*** Extracted information Section Begins ***
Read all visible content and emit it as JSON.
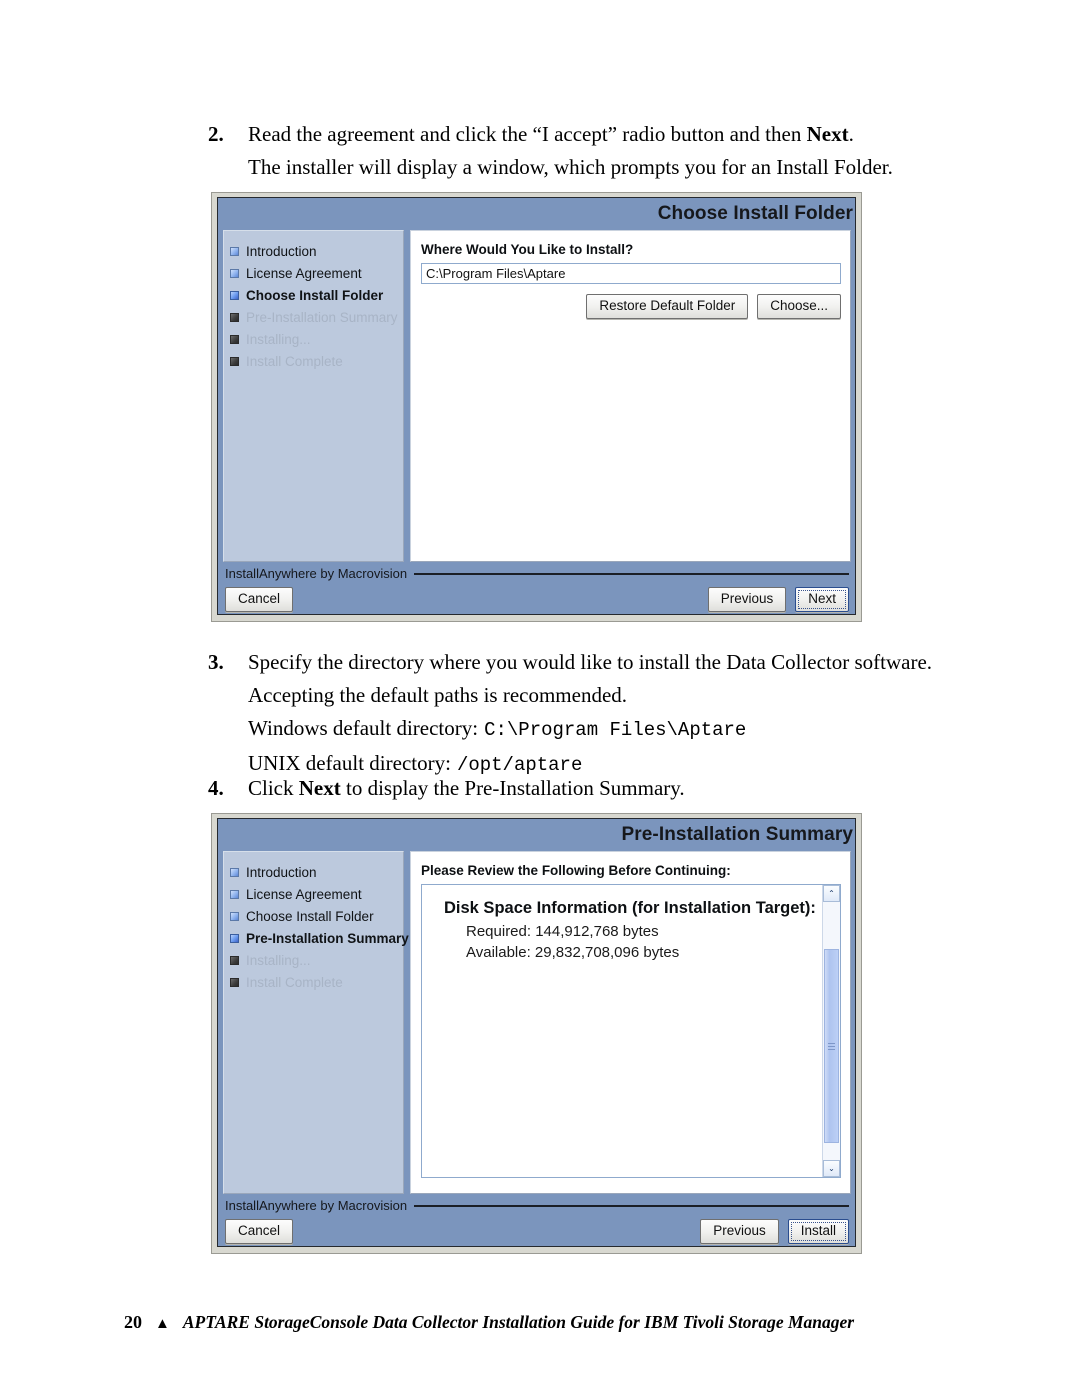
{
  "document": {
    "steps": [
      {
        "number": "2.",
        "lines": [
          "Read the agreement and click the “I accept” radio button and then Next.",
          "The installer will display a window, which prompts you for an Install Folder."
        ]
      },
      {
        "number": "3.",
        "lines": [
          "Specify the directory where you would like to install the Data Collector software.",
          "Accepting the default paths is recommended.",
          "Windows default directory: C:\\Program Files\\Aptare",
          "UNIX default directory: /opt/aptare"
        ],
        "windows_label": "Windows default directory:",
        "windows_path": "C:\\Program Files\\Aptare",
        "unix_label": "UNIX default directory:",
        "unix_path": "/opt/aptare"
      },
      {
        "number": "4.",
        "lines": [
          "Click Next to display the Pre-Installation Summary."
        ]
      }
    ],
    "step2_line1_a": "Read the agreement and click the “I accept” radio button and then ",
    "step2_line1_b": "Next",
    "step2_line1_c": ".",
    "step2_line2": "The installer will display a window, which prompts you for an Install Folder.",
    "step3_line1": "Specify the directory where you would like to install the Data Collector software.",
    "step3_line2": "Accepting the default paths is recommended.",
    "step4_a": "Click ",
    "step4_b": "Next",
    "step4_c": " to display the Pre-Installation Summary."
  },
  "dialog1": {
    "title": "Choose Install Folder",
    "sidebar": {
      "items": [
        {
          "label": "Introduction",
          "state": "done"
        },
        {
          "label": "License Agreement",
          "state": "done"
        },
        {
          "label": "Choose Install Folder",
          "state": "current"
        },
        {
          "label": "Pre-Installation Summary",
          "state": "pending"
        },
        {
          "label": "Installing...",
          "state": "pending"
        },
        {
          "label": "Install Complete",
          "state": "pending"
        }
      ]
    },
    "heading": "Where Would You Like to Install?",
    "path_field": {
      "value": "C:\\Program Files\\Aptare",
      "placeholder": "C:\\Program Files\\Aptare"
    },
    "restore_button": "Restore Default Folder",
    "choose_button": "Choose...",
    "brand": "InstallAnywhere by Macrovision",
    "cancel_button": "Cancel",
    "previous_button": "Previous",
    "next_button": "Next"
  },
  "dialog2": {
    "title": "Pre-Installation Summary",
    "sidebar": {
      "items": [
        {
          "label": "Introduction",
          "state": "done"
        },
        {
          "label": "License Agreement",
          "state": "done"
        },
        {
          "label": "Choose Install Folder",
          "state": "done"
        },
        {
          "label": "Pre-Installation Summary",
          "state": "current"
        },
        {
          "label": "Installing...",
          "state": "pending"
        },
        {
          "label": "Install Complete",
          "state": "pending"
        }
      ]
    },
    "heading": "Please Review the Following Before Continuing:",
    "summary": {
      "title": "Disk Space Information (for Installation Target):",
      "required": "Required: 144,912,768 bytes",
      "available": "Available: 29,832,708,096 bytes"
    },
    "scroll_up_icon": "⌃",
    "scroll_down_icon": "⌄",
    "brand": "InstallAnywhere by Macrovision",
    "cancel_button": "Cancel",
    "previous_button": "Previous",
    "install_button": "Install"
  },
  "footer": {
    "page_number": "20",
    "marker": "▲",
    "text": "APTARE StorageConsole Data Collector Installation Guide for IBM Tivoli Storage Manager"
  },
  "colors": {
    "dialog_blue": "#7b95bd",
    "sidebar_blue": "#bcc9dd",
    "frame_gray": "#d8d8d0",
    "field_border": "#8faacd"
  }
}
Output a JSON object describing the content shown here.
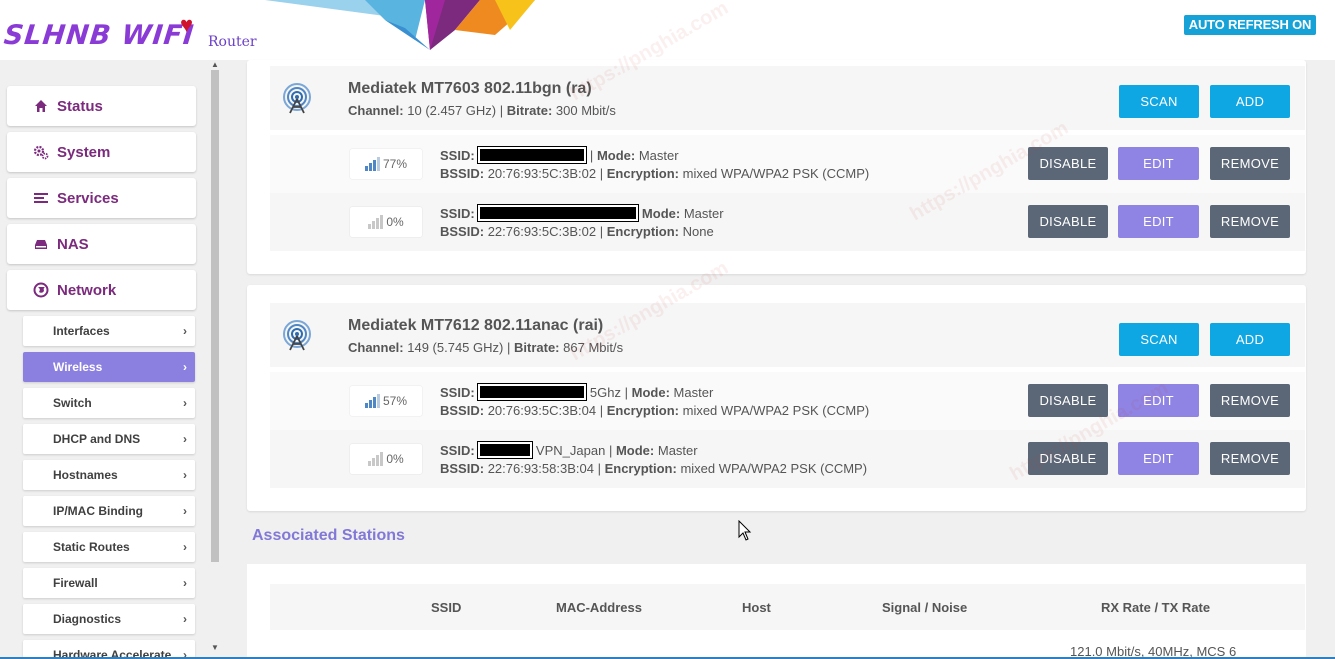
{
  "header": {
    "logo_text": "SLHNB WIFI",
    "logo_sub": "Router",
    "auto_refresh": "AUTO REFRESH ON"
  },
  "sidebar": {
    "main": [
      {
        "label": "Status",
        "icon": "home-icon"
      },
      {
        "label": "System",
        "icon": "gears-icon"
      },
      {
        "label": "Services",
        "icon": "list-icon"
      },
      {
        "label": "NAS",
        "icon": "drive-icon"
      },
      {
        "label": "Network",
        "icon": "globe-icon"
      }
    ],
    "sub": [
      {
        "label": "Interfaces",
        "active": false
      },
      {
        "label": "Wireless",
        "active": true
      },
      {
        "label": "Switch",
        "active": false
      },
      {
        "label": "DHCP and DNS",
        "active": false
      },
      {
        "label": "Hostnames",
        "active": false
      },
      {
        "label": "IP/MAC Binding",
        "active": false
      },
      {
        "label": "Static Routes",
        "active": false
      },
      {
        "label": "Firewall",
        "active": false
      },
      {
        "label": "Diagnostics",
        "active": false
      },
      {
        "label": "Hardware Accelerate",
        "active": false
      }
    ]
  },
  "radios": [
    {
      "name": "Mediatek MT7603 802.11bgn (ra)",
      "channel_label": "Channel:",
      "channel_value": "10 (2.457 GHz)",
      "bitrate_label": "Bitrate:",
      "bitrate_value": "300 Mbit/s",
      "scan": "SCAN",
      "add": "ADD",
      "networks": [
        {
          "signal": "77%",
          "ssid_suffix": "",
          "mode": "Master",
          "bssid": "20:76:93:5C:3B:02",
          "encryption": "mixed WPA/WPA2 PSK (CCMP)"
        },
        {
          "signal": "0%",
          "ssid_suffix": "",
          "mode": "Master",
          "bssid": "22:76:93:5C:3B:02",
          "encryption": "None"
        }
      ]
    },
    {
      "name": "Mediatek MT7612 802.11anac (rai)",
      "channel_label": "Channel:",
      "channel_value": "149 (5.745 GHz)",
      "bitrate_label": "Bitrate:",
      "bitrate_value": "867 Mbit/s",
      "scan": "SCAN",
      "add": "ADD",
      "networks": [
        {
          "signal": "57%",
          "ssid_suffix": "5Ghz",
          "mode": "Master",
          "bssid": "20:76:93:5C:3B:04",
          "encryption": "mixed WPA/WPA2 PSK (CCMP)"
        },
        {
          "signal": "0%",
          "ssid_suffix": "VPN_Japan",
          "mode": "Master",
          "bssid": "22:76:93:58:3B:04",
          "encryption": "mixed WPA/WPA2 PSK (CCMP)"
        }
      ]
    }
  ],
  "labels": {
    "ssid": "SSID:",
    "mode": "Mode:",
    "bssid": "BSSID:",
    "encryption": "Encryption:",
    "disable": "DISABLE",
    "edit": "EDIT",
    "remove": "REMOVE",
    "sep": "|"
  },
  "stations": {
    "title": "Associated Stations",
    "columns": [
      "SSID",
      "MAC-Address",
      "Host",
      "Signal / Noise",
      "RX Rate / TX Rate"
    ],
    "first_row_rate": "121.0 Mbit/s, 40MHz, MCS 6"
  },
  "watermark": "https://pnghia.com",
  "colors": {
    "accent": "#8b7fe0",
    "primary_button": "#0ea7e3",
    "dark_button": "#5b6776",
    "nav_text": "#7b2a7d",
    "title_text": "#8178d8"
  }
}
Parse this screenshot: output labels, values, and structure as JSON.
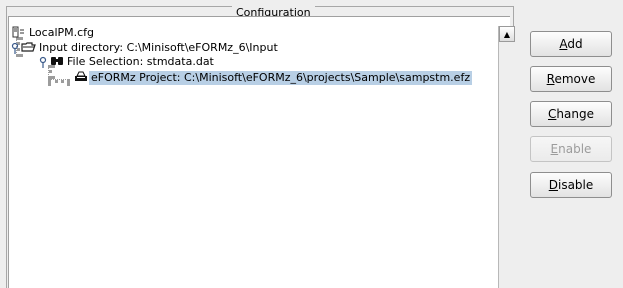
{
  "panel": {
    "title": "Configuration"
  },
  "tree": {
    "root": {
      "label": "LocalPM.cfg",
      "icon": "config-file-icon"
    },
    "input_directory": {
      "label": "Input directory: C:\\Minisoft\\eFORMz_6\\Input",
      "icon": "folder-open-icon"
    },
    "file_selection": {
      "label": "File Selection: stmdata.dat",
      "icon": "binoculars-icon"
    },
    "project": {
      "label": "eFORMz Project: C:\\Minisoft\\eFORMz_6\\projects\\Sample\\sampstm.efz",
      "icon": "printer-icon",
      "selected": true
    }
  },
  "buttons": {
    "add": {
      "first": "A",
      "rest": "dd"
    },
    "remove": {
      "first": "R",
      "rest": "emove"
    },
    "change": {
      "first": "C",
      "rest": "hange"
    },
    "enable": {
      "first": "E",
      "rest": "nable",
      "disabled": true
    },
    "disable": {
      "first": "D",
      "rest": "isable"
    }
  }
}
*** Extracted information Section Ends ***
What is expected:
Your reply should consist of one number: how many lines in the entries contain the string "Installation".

Exercise result:
7